Wednesday, November 20, 2013


As Thanksgiving approaches I think about gratitude for the many blessings in my life.  One of my favorite Thanksgiving memories is my mother giving me a framed poem about the blessings of friendship and all the kinds of friends who enrich our lives.

Last night as my spiritual reading group discussed Brene Brown’s Daring Greatly, we got to talking about how we sometimes think our lives are so terrible but in fact, a little perspective (a typhoon in the Philippines, tornados in Ilinois) is all it takes to make us count our blessings.  Brown’s book, which focuses on shame and how it keeps us from connecting with one another, reminded me of the blessings of belonging and relationship.

Today, cleaning out some files, I was confronted by blessings again, this time in an article reprinted from My Grandfather’s Blessings: Stories of Strength, Refuge, and Belonging by Rachel Naomi Remen, M.D.  She has some beautiful and insightful things to say about blessings, and I thought I’d share them. 

Remen calls blessings “a moment of awakening in which one remembers the holy nature of the world… [and] heaven and earth meet and greet and recognize one another.”    Blessing one another can be as simple as a smile or an offer of help or compassionate listening. 

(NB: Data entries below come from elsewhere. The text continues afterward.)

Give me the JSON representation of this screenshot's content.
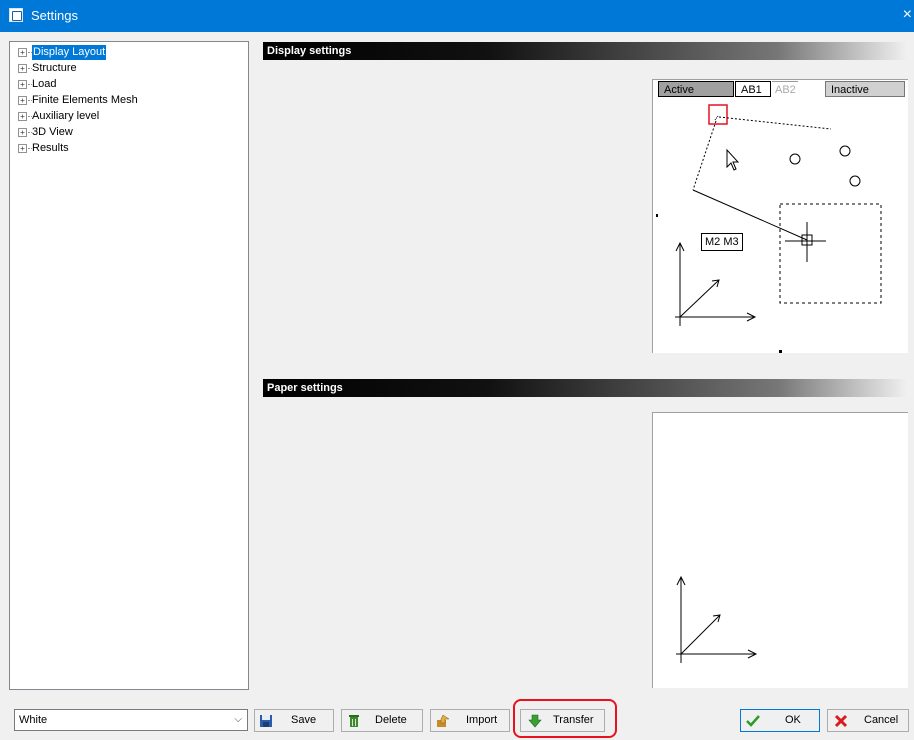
{
  "window": {
    "title": "Settings",
    "close_glyph": "×"
  },
  "tree": {
    "items": [
      {
        "label": "Display Layout",
        "selected": true
      },
      {
        "label": "Structure"
      },
      {
        "label": "Load"
      },
      {
        "label": "Finite Elements Mesh"
      },
      {
        "label": "Auxiliary level"
      },
      {
        "label": "3D View"
      },
      {
        "label": "Results"
      }
    ],
    "expand_glyph": "+"
  },
  "display": {
    "header": "Display settings",
    "tabs": {
      "active": "Active",
      "ab1": "AB1",
      "ab2": "AB2",
      "inactive": "Inactive"
    },
    "annotation": "M2 M3"
  },
  "paper": {
    "header": "Paper settings"
  },
  "footer": {
    "scheme_value": "White",
    "buttons": {
      "save": "Save",
      "delete": "Delete",
      "import": "Import",
      "transfer": "Transfer",
      "ok": "OK",
      "cancel": "Cancel"
    }
  },
  "colors": {
    "accent": "#0078d7",
    "highlight_ring": "#e8111d",
    "marker": "#e81123"
  }
}
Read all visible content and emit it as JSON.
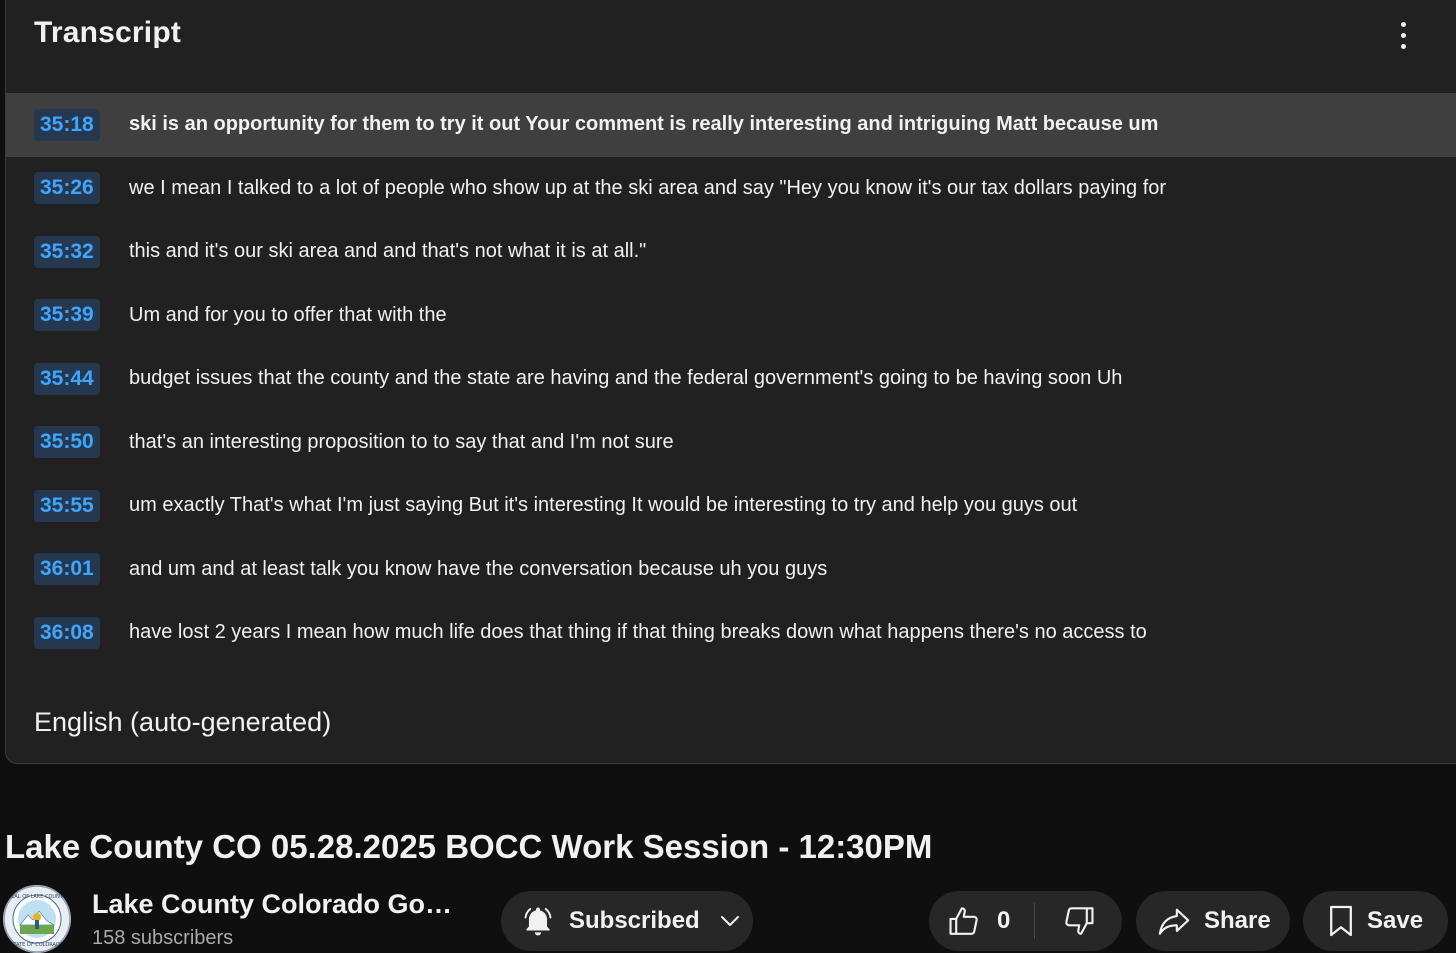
{
  "transcript": {
    "title": "Transcript",
    "language": "English (auto-generated)",
    "segments": [
      {
        "time": "35:18",
        "text": "ski is an opportunity for them to try it out Your comment is really interesting and intriguing Matt because um"
      },
      {
        "time": "35:26",
        "text": "we I mean I talked to a lot of people who show up at the ski area and say \"Hey you know it's our tax dollars paying for"
      },
      {
        "time": "35:32",
        "text": "this and it's our ski area and and that's not what it is at all.\""
      },
      {
        "time": "35:39",
        "text": "Um and for you to offer that with the"
      },
      {
        "time": "35:44",
        "text": "budget issues that the county and the state are having and the federal government's going to be having soon Uh"
      },
      {
        "time": "35:50",
        "text": "that's an interesting proposition to to say that and I'm not sure"
      },
      {
        "time": "35:55",
        "text": "um exactly That's what I'm just saying But it's interesting It would be interesting to try and help you guys out"
      },
      {
        "time": "36:01",
        "text": "and um and at least talk you know have the conversation because uh you guys"
      },
      {
        "time": "36:08",
        "text": "have lost 2 years I mean how much life does that thing if that thing breaks down what happens there's no access to"
      }
    ]
  },
  "video": {
    "title": "Lake County CO 05.28.2025 BOCC Work Session - 12:30PM"
  },
  "channel": {
    "name": "Lake County Colorado Gover...",
    "subscribers": "158 subscribers"
  },
  "actions": {
    "subscribed_label": "Subscribed",
    "like_count": "0",
    "share_label": "Share",
    "save_label": "Save"
  },
  "icons": {
    "more": "more-vert-icon",
    "bell": "bell-icon",
    "chevron": "chevron-down-icon",
    "like": "thumbs-up-icon",
    "dislike": "thumbs-down-icon",
    "share": "share-arrow-icon",
    "save": "bookmark-icon"
  },
  "colors": {
    "timestamp": "#3ea6ff",
    "active_row": "#3f3f3f",
    "panel": "#212121",
    "background": "#0f0f0f"
  }
}
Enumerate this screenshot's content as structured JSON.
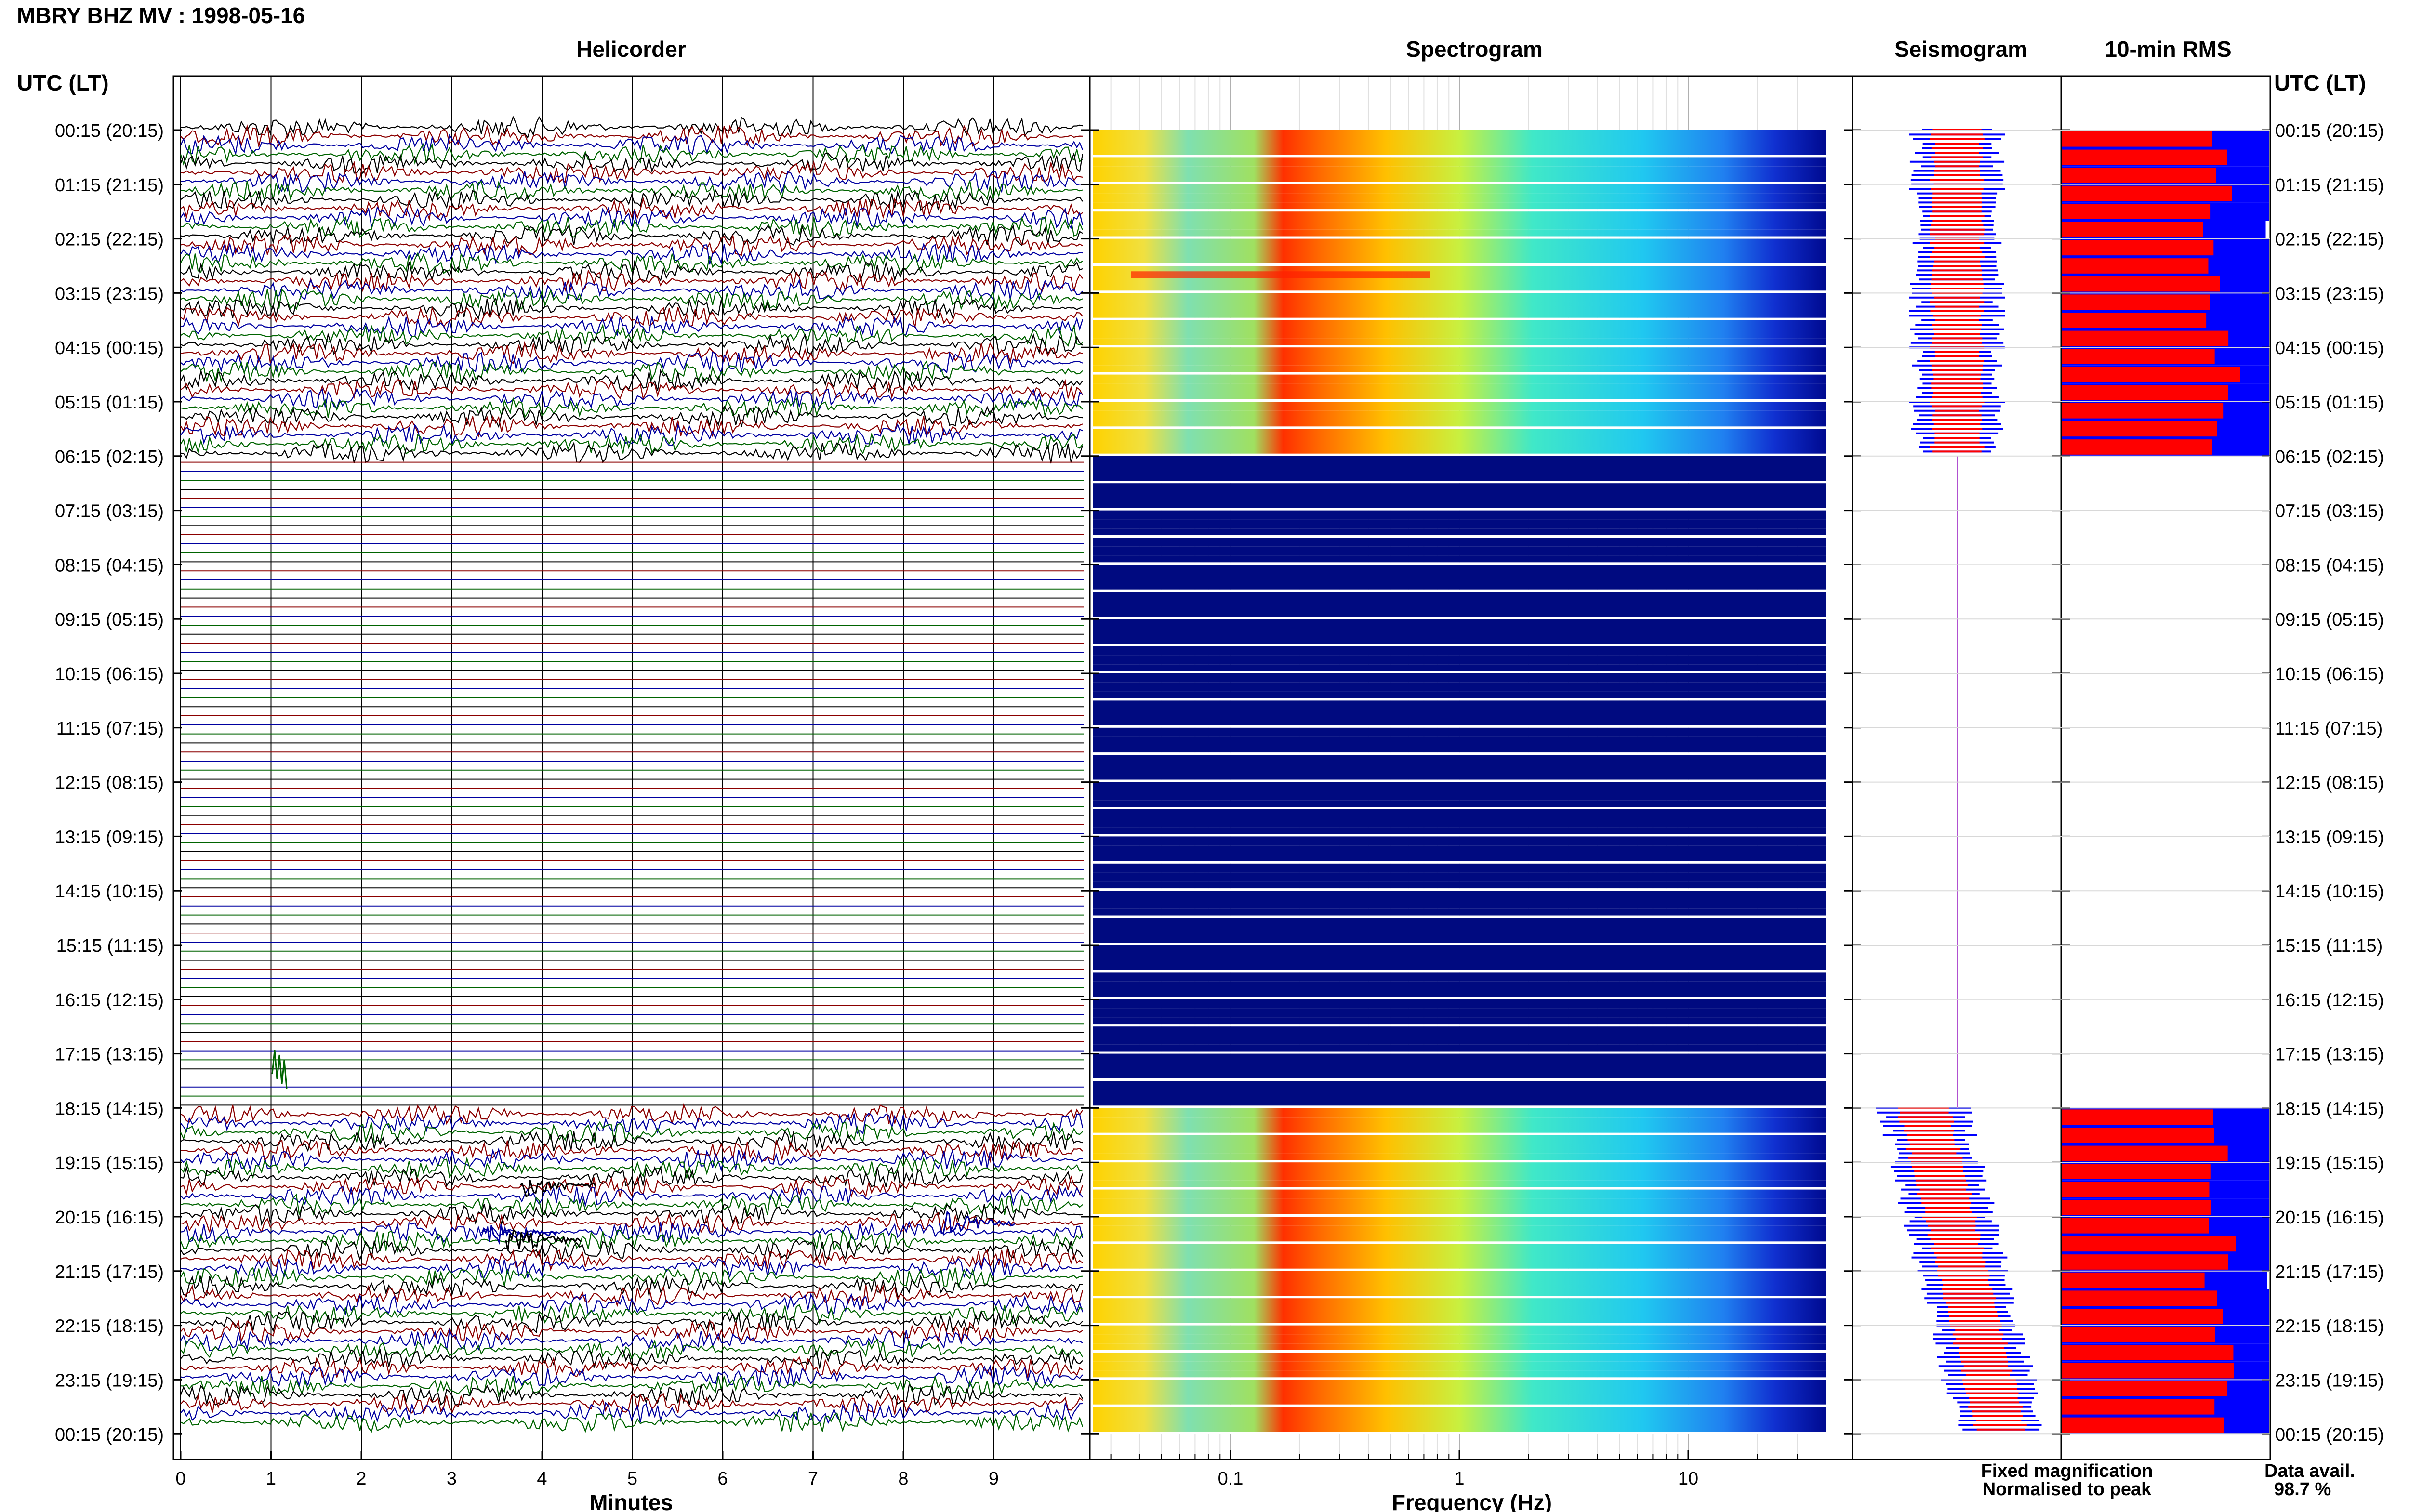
{
  "chart_data": {
    "type": "heatmap",
    "title": "MBRY BHZ MV : 1998-05-16",
    "panels": {
      "helicorder": "Helicorder",
      "spectrogram": "Spectrogram",
      "seismogram": "Seismogram",
      "rms": "10-min RMS"
    },
    "time_axis_label": "UTC (LT)",
    "time_ticks": [
      "00:15 (20:15)",
      "01:15 (21:15)",
      "02:15 (22:15)",
      "03:15 (23:15)",
      "04:15 (00:15)",
      "05:15 (01:15)",
      "06:15 (02:15)",
      "07:15 (03:15)",
      "08:15 (04:15)",
      "09:15 (05:15)",
      "10:15 (06:15)",
      "11:15 (07:15)",
      "12:15 (08:15)",
      "13:15 (09:15)",
      "14:15 (10:15)",
      "15:15 (11:15)",
      "16:15 (12:15)",
      "17:15 (13:15)",
      "18:15 (14:15)",
      "19:15 (15:15)",
      "20:15 (16:15)",
      "21:15 (17:15)",
      "22:15 (18:15)",
      "23:15 (19:15)",
      "00:15 (20:15)"
    ],
    "helicorder_xlabel": "Minutes",
    "helicorder_xticks": [
      "0",
      "1",
      "2",
      "3",
      "4",
      "5",
      "6",
      "7",
      "8",
      "9"
    ],
    "helicorder_xlim": [
      0,
      10
    ],
    "helicorder_trace_colors": [
      "#000000",
      "#8b0000",
      "#0000a0",
      "#006400"
    ],
    "spectrogram_xlabel": "Frequency (Hz)",
    "spectrogram_xscale": "log",
    "spectrogram_xticks": [
      "0.1",
      "1",
      "10"
    ],
    "spectrogram_xlim": [
      0.025,
      40
    ],
    "data_gap": {
      "start": "06:15",
      "end": "18:15"
    },
    "legend": {
      "fixed": "Fixed magnification",
      "normalised": "Normalised to peak",
      "fixed_color": "#0000ff",
      "normalised_color": "#ff0000"
    },
    "data_avail_label": "Data avail.",
    "data_avail_value": "98.7 %"
  }
}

I absolutely love her distinction between prayer and blessings: “[A] prayer is about our relationship to God; a blessing is about our relationship to the spark of God in one another…When we bless others, we offer them refuge from an indifferent world.”  But a blessing “is not something that one person gives another,” it is more reciprocal than that.  “A blessing is a moment of meeting, a certain kind of relationship in which both people involved remember and acknowledge their true nature and worth, and strengthen what is whole in one another.” 

“When someone blesses you, it reminds you a little—untying the knots of belief and fear and self-doubt that have separated you from your own goodness.  Freeing you to bless and receive blessings from everything around you.”

Remen and I share a fondness for the Indian greeting of blessing, NAMASTE: The divine in me greets the divine in you.  We’d be doing well to remember this concept as we pass each other in our busy days, and we will all be enriched by the effort.